-- Stored data follows --
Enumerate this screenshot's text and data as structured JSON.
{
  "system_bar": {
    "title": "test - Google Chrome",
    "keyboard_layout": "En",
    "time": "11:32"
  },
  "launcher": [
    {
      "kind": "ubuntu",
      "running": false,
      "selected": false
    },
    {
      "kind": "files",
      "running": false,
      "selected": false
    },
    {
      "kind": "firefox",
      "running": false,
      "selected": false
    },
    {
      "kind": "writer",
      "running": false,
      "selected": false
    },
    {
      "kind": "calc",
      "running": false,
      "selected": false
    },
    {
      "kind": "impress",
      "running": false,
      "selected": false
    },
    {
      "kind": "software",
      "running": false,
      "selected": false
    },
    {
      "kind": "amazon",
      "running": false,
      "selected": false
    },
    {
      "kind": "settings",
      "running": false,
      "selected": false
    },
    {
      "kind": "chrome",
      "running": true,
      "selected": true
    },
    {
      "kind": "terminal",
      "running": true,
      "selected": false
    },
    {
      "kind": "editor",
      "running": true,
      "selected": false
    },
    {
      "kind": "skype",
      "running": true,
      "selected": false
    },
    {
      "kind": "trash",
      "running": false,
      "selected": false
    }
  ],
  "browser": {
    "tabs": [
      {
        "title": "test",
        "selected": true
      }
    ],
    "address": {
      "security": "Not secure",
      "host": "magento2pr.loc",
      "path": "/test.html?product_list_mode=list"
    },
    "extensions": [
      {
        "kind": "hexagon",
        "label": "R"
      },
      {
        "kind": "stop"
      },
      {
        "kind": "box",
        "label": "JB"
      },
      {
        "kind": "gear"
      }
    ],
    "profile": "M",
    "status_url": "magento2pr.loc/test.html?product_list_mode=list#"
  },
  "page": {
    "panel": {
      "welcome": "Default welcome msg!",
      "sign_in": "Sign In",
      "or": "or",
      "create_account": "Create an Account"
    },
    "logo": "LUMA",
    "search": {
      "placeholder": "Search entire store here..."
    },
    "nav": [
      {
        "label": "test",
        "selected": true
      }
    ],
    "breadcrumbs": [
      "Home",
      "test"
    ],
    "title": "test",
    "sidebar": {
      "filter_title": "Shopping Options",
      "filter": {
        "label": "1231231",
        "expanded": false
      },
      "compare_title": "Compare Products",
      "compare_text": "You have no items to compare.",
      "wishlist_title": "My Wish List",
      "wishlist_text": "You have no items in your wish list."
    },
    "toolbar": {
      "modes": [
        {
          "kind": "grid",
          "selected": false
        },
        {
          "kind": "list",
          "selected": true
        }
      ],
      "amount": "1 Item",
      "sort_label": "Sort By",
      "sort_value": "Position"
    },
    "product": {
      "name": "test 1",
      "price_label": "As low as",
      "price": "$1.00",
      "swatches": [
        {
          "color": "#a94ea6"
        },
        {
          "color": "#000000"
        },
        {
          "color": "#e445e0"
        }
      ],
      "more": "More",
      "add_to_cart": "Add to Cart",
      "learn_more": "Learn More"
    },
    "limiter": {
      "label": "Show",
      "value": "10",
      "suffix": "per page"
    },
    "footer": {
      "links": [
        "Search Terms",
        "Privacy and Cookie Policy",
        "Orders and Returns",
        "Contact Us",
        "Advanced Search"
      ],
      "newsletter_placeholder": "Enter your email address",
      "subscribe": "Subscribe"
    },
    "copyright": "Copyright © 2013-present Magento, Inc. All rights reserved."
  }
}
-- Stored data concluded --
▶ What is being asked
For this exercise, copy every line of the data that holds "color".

▶ Solution to the exercise
          "color": "#a94ea6"
          "color": "#000000"
          "color": "#e445e0"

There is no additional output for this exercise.